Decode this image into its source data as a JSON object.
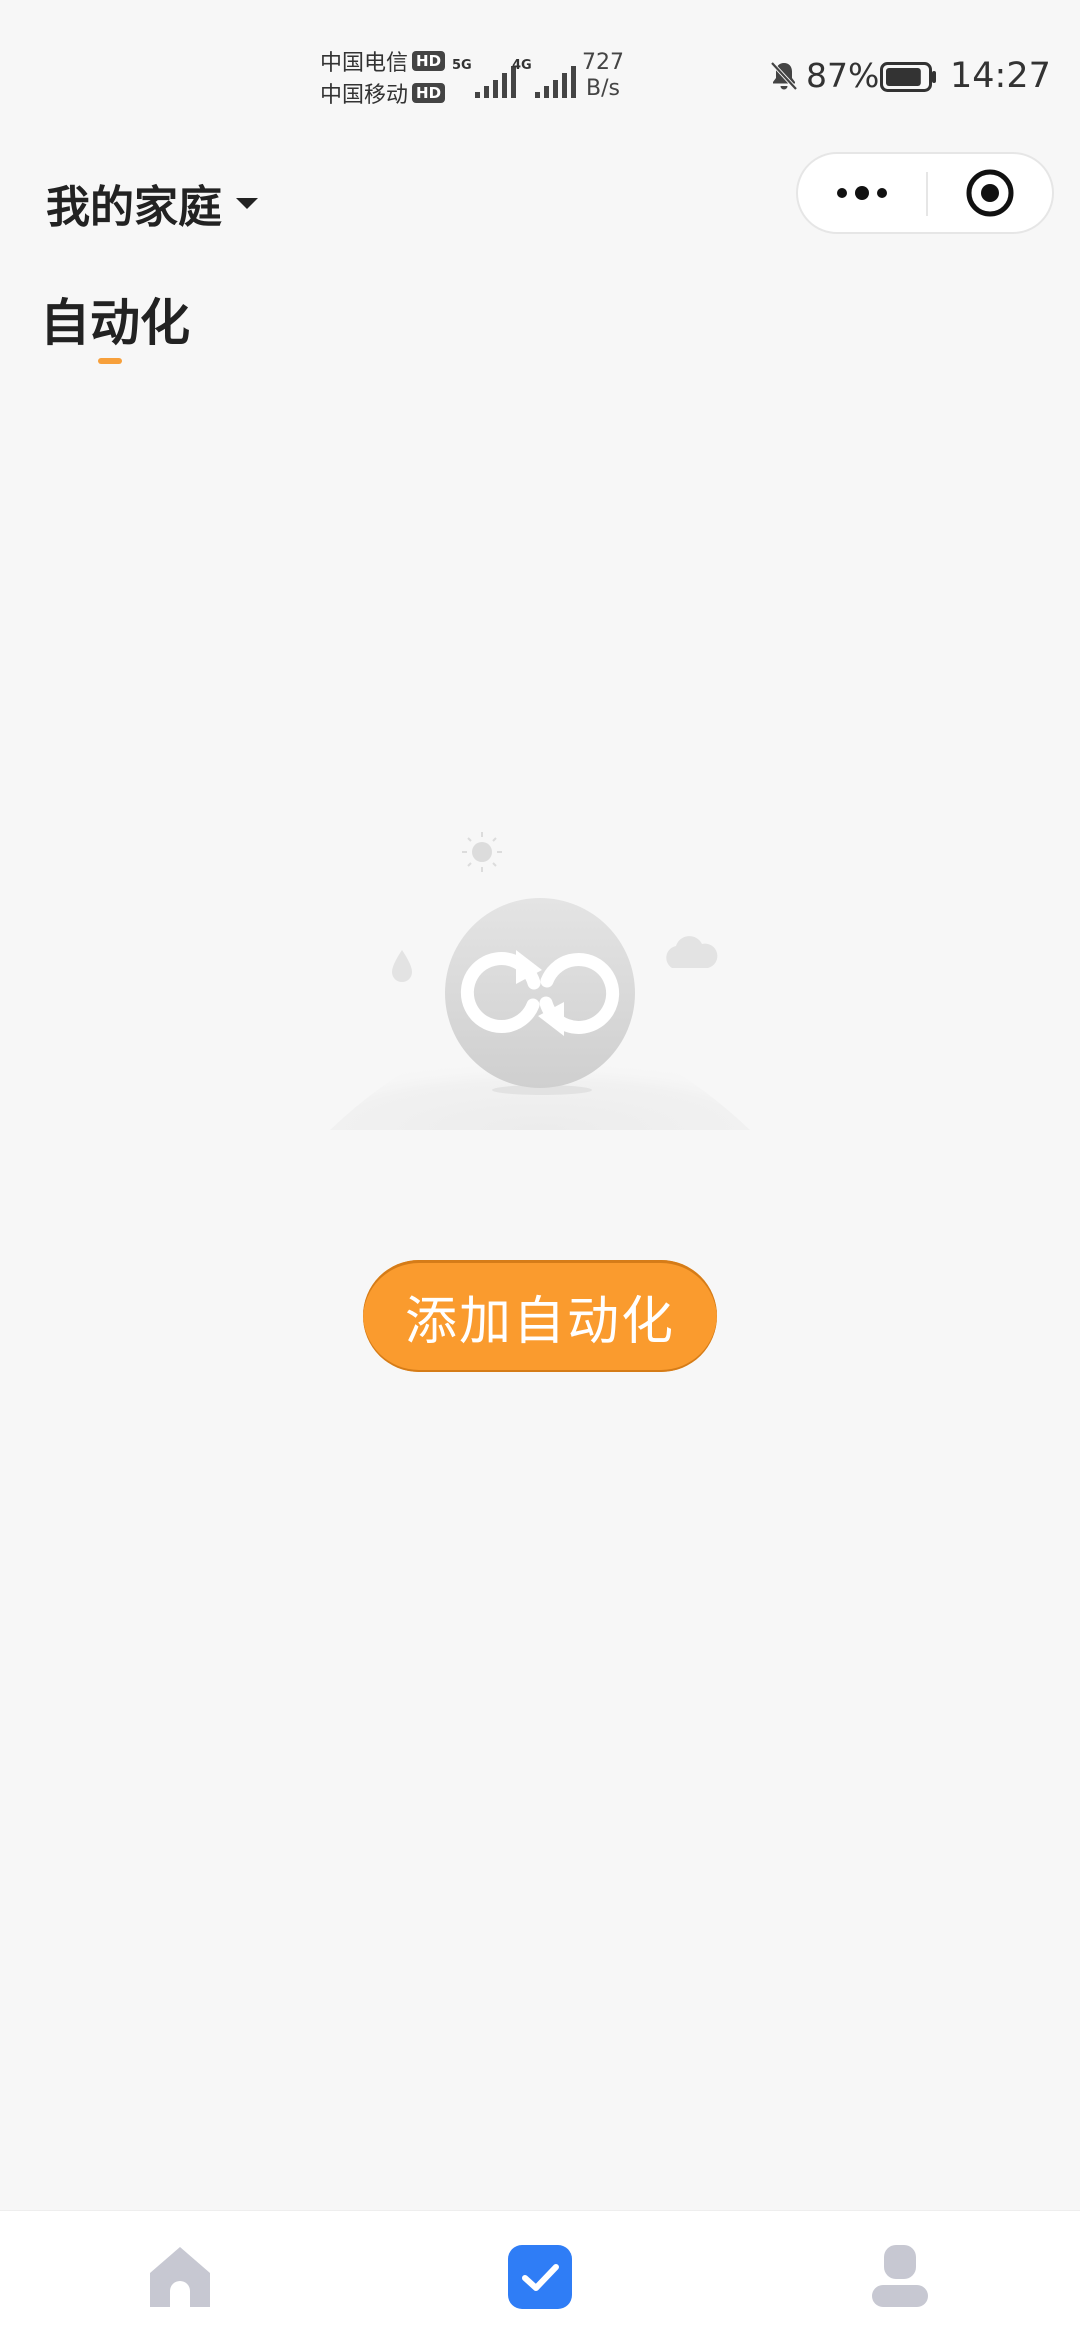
{
  "status_bar": {
    "carrier_1": "中国电信",
    "carrier_2": "中国移动",
    "hd_badge": "HD",
    "network_1": "5G",
    "network_2": "4G",
    "speed_value": "727",
    "speed_unit": "B/s",
    "battery_percent": "87%",
    "battery_level": 0.87,
    "time": "14:27",
    "icons": [
      "bell-muted-icon",
      "battery-icon"
    ]
  },
  "header": {
    "home_name": "我的家庭",
    "home_dropdown_icon": "caret-down-icon",
    "capsule_icons": [
      "more-icon",
      "close-miniprogram-icon"
    ]
  },
  "tabs": [
    {
      "label": "自动化",
      "active": true
    }
  ],
  "empty_state": {
    "illustration_icon": "automation-loop-icon",
    "button_label": "添加自动化"
  },
  "bottom_nav": {
    "items": [
      {
        "name": "home",
        "icon": "home-icon",
        "active": false
      },
      {
        "name": "automation",
        "icon": "check-square-icon",
        "active": true
      },
      {
        "name": "profile",
        "icon": "user-icon",
        "active": false
      }
    ]
  },
  "colors": {
    "accent": "#fa9b2e",
    "tab_indicator": "#f7a03b",
    "nav_active": "#2f7df6",
    "nav_inactive": "#c7c8d2",
    "background": "#f7f7f7"
  }
}
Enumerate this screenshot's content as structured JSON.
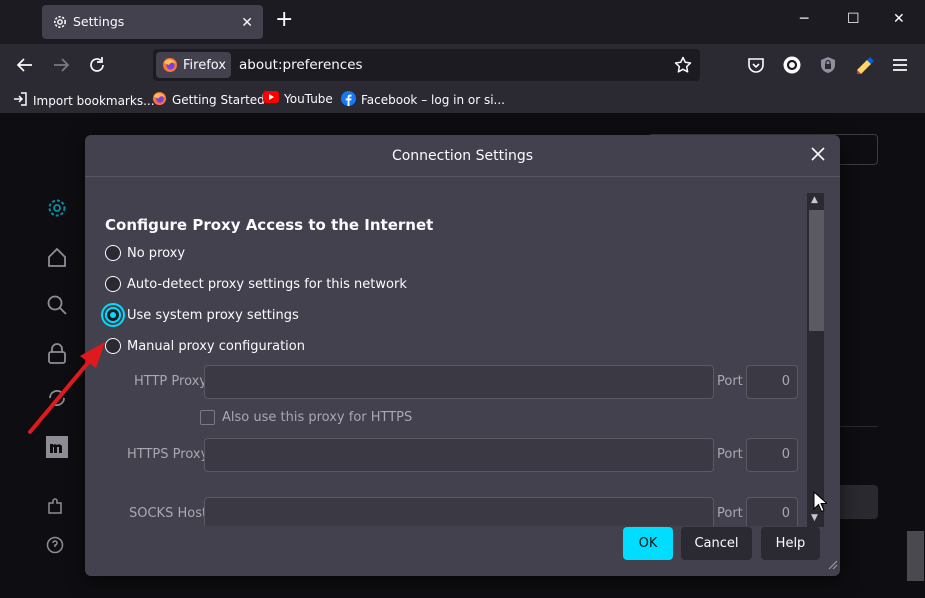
{
  "tab": {
    "title": "Settings",
    "close": "✕"
  },
  "new_tab": "+",
  "window_controls": {
    "minimize": "─",
    "maximize": "☐",
    "close": "✕"
  },
  "urlbar": {
    "identity": "Firefox",
    "url": "about:preferences"
  },
  "bookmarks": [
    {
      "label": "Import bookmarks..."
    },
    {
      "label": "Getting Started"
    },
    {
      "label": "YouTube"
    },
    {
      "label": "Facebook – log in or si..."
    }
  ],
  "dialog": {
    "title": "Connection Settings",
    "heading": "Configure Proxy Access to the Internet",
    "options": [
      {
        "label": "No proxy",
        "selected": false
      },
      {
        "label": "Auto-detect proxy settings for this network",
        "selected": false
      },
      {
        "label": "Use system proxy settings",
        "selected": true
      },
      {
        "label": "Manual proxy configuration",
        "selected": false
      }
    ],
    "http_proxy_label": "HTTP Proxy",
    "http_port_label": "Port",
    "http_port_value": "0",
    "also_https_label": "Also use this proxy for HTTPS",
    "https_proxy_label": "HTTPS Proxy",
    "https_port_label": "Port",
    "https_port_value": "0",
    "socks_host_label": "SOCKS Host",
    "socks_port_label": "Port",
    "socks_port_value": "0",
    "buttons": {
      "ok": "OK",
      "cancel": "Cancel",
      "help": "Help"
    }
  },
  "colors": {
    "accent": "#00ddff",
    "annotation_arrow": "#e0191e"
  }
}
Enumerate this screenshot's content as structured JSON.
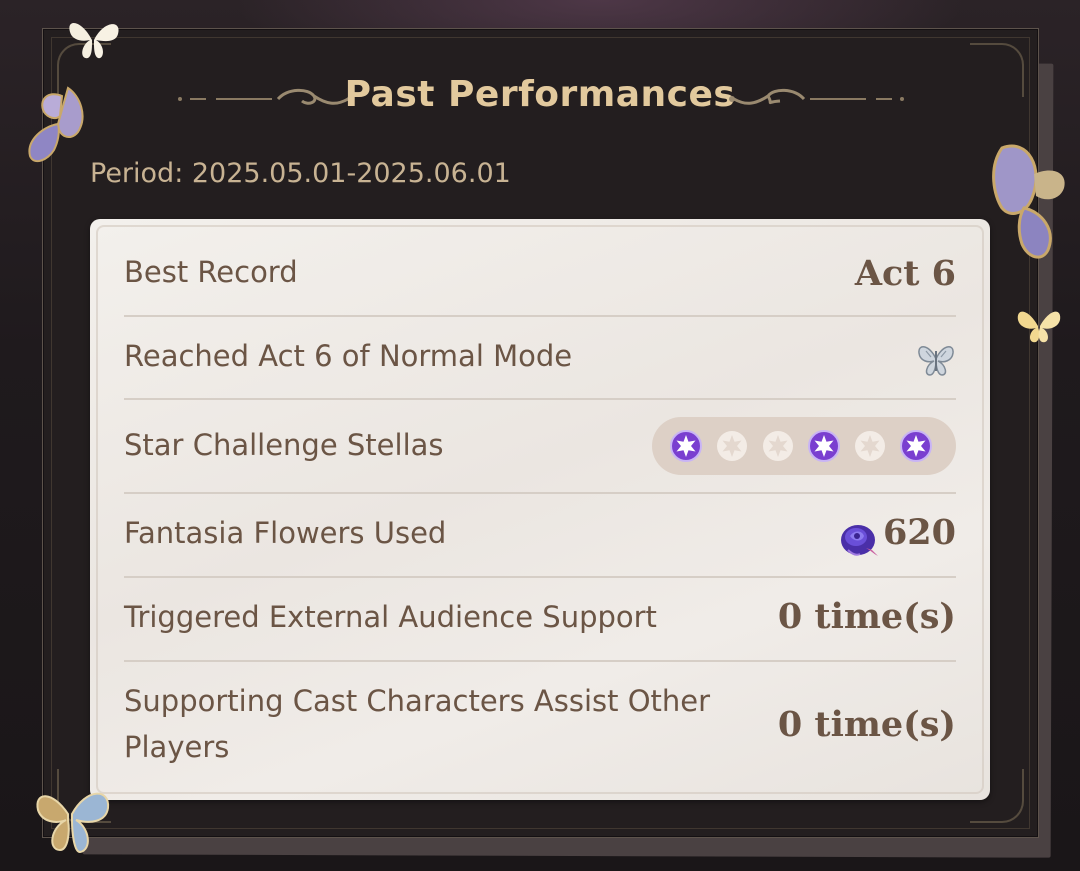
{
  "panel": {
    "title": "Past Performances",
    "period": "Period: 2025.05.01-2025.06.01"
  },
  "rows": [
    {
      "label": "Best Record",
      "value": "Act 6"
    },
    {
      "label": "Reached Act 6 of Normal Mode",
      "icon": "silver-butterfly-icon"
    },
    {
      "label": "Star Challenge Stellas",
      "stellas": [
        true,
        false,
        false,
        true,
        false,
        true
      ]
    },
    {
      "label": "Fantasia Flowers Used",
      "icon": "fantasia-flower-icon",
      "value": "620"
    },
    {
      "label": "Triggered External Audience Support",
      "value": "0 time(s)"
    },
    {
      "label": "Supporting Cast Characters Assist Other Players",
      "value": "0 time(s)"
    }
  ],
  "colors": {
    "title": "#e2c99d",
    "period": "#c8b393",
    "card_text": "#6b5545",
    "stella_filled": "#7a3fd0",
    "stella_empty": "#f3ece6"
  }
}
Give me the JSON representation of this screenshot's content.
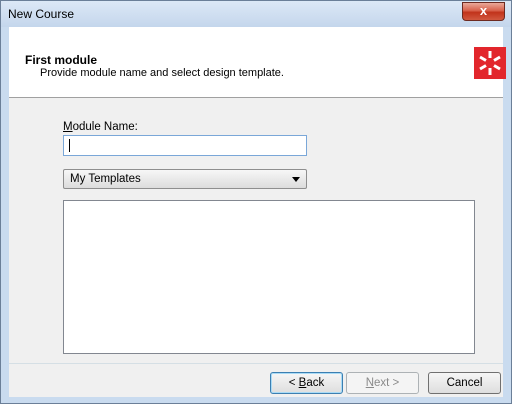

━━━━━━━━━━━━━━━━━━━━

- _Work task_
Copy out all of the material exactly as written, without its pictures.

- _Task output_
Decode this image into its source data as a JSON object.
{
  "status_bar": {
    "carrier_1": "中国电信",
    "carrier_2": "中国移动",
    "hd_badge": "HD",
    "network_1": "5G",
    "network_2": "4G",
    "speed_value": "727",
    "speed_unit": "B/s",
    "battery_percent": "87%",
    "battery_level": 0.87,
    "time": "14:27",
    "icons": [
      "bell-muted-icon",
      "battery-icon"
    ]
  },
  "header": {
    "home_name": "我的家庭",
    "home_dropdown_icon": "caret-down-icon",
    "capsule_icons": [
      "more-icon",
      "close-miniprogram-icon"
    ]
  },
  "tabs": [
    {
      "label": "自动化",
      "active": true
    }
  ],
  "empty_state": {
    "illustration_icon": "automation-loop-icon",
    "button_label": "添加自动化"
  },
  "bottom_nav": {
    "items": [
      {
        "name": "home",
        "icon": "home-icon",
        "active": false
      },
      {
        "name": "automation",
        "icon": "check-square-icon",
        "active": true
      },
      {
        "name": "profile",
        "icon": "user-icon",
        "active": false
      }
    ]
  },
  "colors": {
    "accent": "#fa9b2e",
    "tab_indicator": "#f7a03b",
    "nav_active": "#2f7df6",
    "nav_inactive": "#c7c8d2",
    "background": "#f7f7f7"
  }
}
Enumerate this screenshot's content as structured JSON.
{
  "tab": {
    "title": "Settings",
    "close": "✕"
  },
  "new_tab": "+",
  "window_controls": {
    "minimize": "─",
    "maximize": "☐",
    "close": "✕"
  },
  "urlbar": {
    "identity": "Firefox",
    "url": "about:preferences"
  },
  "bookmarks": [
    {
      "label": "Import bookmarks..."
    },
    {
      "label": "Getting Started"
    },
    {
      "label": "YouTube"
    },
    {
      "label": "Facebook – log in or si..."
    }
  ],
  "dialog": {
    "title": "Connection Settings",
    "heading": "Configure Proxy Access to the Internet",
    "options": [
      {
        "label": "No proxy",
        "selected": false
      },
      {
        "label": "Auto-detect proxy settings for this network",
        "selected": false
      },
      {
        "label": "Use system proxy settings",
        "selected": true
      },
      {
        "label": "Manual proxy configuration",
        "selected": false
      }
    ],
    "http_proxy_label": "HTTP Proxy",
    "http_port_label": "Port",
    "http_port_value": "0",
    "also_https_label": "Also use this proxy for HTTPS",
    "https_proxy_label": "HTTPS Proxy",
    "https_port_label": "Port",
    "https_port_value": "0",
    "socks_host_label": "SOCKS Host",
    "socks_port_label": "Port",
    "socks_port_value": "0",
    "buttons": {
      "ok": "OK",
      "cancel": "Cancel",
      "help": "Help"
    }
  },
  "colors": {
    "accent": "#00ddff",
    "annotation_arrow": "#e0191e"
  }
}
Enumerate this screenshot's content as structured JSON.
{
  "panel": {
    "title": "Past Performances",
    "period": "Period: 2025.05.01-2025.06.01"
  },
  "rows": [
    {
      "label": "Best Record",
      "value": "Act 6"
    },
    {
      "label": "Reached Act 6 of Normal Mode",
      "icon": "silver-butterfly-icon"
    },
    {
      "label": "Star Challenge Stellas",
      "stellas": [
        true,
        false,
        false,
        true,
        false,
        true
      ]
    },
    {
      "label": "Fantasia Flowers Used",
      "icon": "fantasia-flower-icon",
      "value": "620"
    },
    {
      "label": "Triggered External Audience Support",
      "value": "0 time(s)"
    },
    {
      "label": "Supporting Cast Characters Assist Other Players",
      "value": "0 time(s)"
    }
  ],
  "colors": {
    "title": "#e2c99d",
    "period": "#c8b393",
    "card_text": "#6b5545",
    "stella_filled": "#7a3fd0",
    "stella_empty": "#f3ece6"
  }
}
Give me the JSON representation of this screenshot's content.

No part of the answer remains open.